It was really easy to prepare, there was no stress, its perfumes filled the apartment for hours. It was a huge success, the decision to include polenta making it a perfect meal. We finished it all (yup).

grilled herring fillets, mustard-oregano sauce; boiled potato

oiled and seasoned

grilled and plated


We both really like herring in virtually any form. This disposition, grilled fresh fillets, is probably less familiar to most fans of clupea harengus (Atlantic Herring) but it’s one of the most satisfying – and it makes a wonderful entrée.

The dinner we enjoyed this past Saturday almost duplicated this one from three years ago, where I wrote:

Barry and I are very lucky to live in a part of the world where there are an extraordinary number of varieties of seafood in local waters, where most are judged plentiful enough to be harvested by smaller operators, where those fishers want to make them available fresh for retail purchase by ordinary people in a central public market within a short but healthy walking distance, and where I enjoy the time needed to seek them out and prepare them using the best of my skills and some good kitchen tools.

It still works, even during a pandemic, which of course is when it becomes even more important, for everyone engaged in these pleasures and rewards.

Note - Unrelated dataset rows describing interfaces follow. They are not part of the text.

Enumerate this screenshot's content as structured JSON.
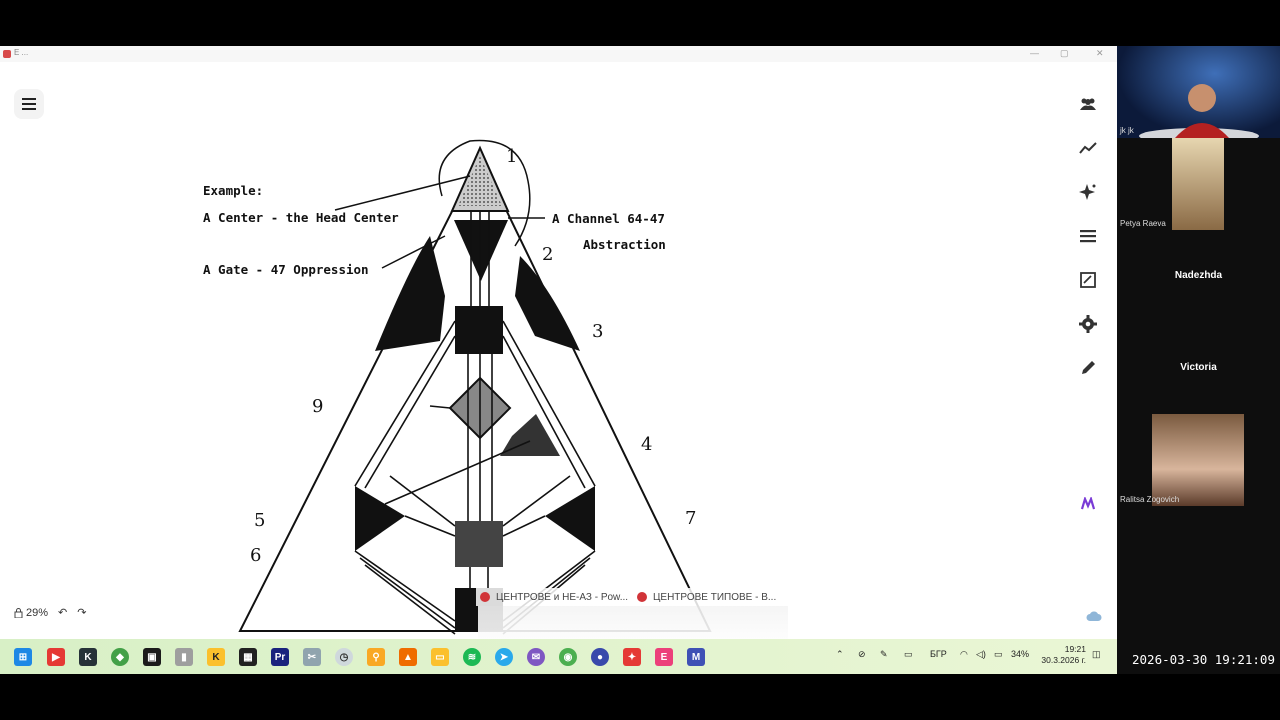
{
  "window": {
    "tab_title": "E ..."
  },
  "diagram": {
    "example_heading": "Example:",
    "center_label": "A Center - the Head Center",
    "gate_label": "A Gate - 47 Oppression",
    "channel_label": "A Channel 64-47",
    "channel_name": "Abstraction",
    "numbers": [
      "1",
      "2",
      "3",
      "9",
      "4",
      "5",
      "6",
      "7"
    ]
  },
  "toolbar_right": {
    "icons": [
      "participants-icon",
      "trend-icon",
      "sparkle-icon",
      "list-icon",
      "notes-icon",
      "settings-icon",
      "pen-icon"
    ]
  },
  "zoom": {
    "value": "29%"
  },
  "floating_tabs": [
    {
      "label": "ЦЕНТРОВЕ и НЕ-АЗ - Pow..."
    },
    {
      "label": "ЦЕНТРОВЕ ТИПОВЕ - В..."
    }
  ],
  "taskbar": {
    "tray_lang": "БГР",
    "battery": "34%",
    "time": "19:21",
    "date": "30.3.2026 г."
  },
  "participants": [
    {
      "name": "jk jk"
    },
    {
      "name": "Petya Raeva"
    },
    {
      "name": "Nadezhda"
    },
    {
      "name": "Victoria"
    },
    {
      "name": "Ralitsa Zogovich"
    }
  ],
  "timestamp": "2026-03-30 19:21:09",
  "colors": {
    "taskbar": "#dcefc8",
    "sidebar": "#0e0e0e",
    "accent_red": "#d13438"
  }
}
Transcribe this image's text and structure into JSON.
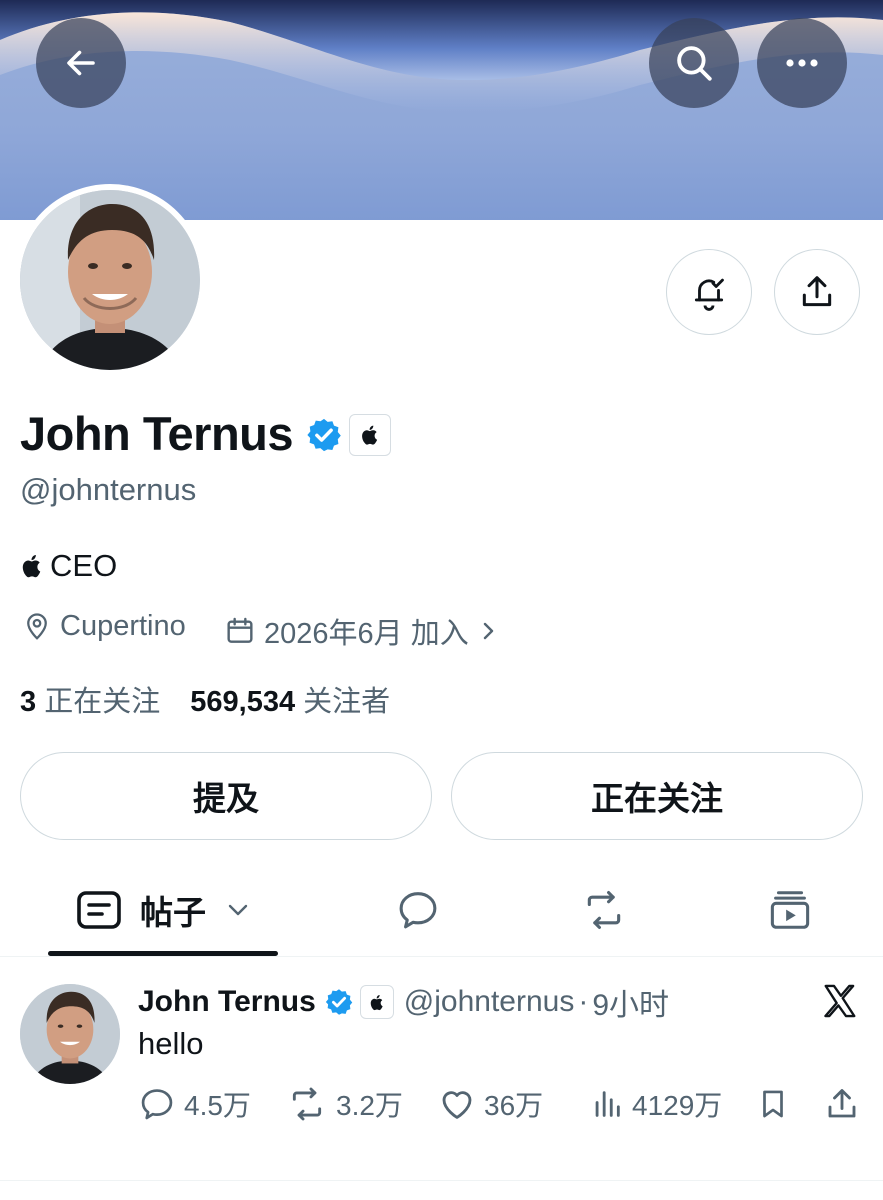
{
  "profile": {
    "name": "John Ternus",
    "handle": "@johnternus",
    "bio": "CEO",
    "location": "Cupertino",
    "joined": "2026年6月 加入",
    "following_count": "3",
    "following_label": "正在关注",
    "followers_count": "569,534",
    "followers_label": "关注者"
  },
  "buttons": {
    "mentions": "提及",
    "following": "正在关注"
  },
  "tabs": {
    "posts": "帖子"
  },
  "post": {
    "name": "John Ternus",
    "handle": "@johnternus",
    "separator": "·",
    "time": "9小时",
    "text": "hello",
    "replies": "4.5万",
    "reposts": "3.2万",
    "likes": "36万",
    "views": "4129万"
  },
  "colors": {
    "verified": "#1d9bf0",
    "text": "#0f1419",
    "secondary": "#536471",
    "border": "#cfd9de"
  },
  "icons": [
    "back-arrow-icon",
    "search-icon",
    "more-icon",
    "notification-bell-icon",
    "share-icon",
    "verified-icon",
    "apple-logo-icon",
    "location-pin-icon",
    "calendar-icon",
    "chevron-right-icon",
    "posts-icon",
    "chevron-down-icon",
    "reply-bubble-icon",
    "repost-icon",
    "media-icon",
    "x-logo-icon",
    "heart-icon",
    "views-icon",
    "bookmark-icon"
  ]
}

  • eight small Atlantic herring fillets (a total of 12 ounces) from P.E. & D.D. Seafood in the Union Square Greenmarket, rinsed under running cold water, drained, dried, brushed with a little olive oil and seasoned lightly with sea salt and freshly-ground black pepper, arranged on a double cast iron grill pan which had gotten very hot over 2 high burner flames, grilled, skin side down, for l to 2 minutes, turned over and cooked for 1 to 2 minutes more, drizzled with a little olive oil, arranged on 2 plates and served with a sauce which had just been mixed in a small bowl, of mustard (half whole-grain Maille ‘Old Style’ whole grain Dijon, and half Domaines des Vignes ‘extra forte‘ Dijon), the leaves, chopped, of a bunch of fresh oregano from Stokes Farm, a teaspoon of pine blossom honey from Tremblay Apiaries in the Union Square Greenmarket, the zest and juice from one lemon, and a bit of olive oil, garnished with micro red sorrel from Two Guys from Woodbridge one pound of red potatoes from Norwich Meadows Farm, boiled with a generous amount of salt until barely cooked through, drained, halved, dried while still inside the large still-warm vintage Corning Pyrex Flameware blue-glass pot in which they had cooked, tossed with a tablespoon or so of olive oil, sprinkled with sea salt, freshly-ground black pepper, and garnished with bronze fennel from Windfall Farms, arranged on a small bed of leaves from a small head of purple bibb Rosaine lettuce from Norwich Meadows Farm that had been lightly seasoned with salt, pepper, olive oil, and lemon juice
  • the wine was a South African (Western Cape) white, Babylonstoren Chenin Blanc 2020, from Bottlerocket 
  • the music was Beethoven’s ‘The Creatures of Prometheus’, performed by the Turku Philharmonic Orchestra conducted by Leif Segerstam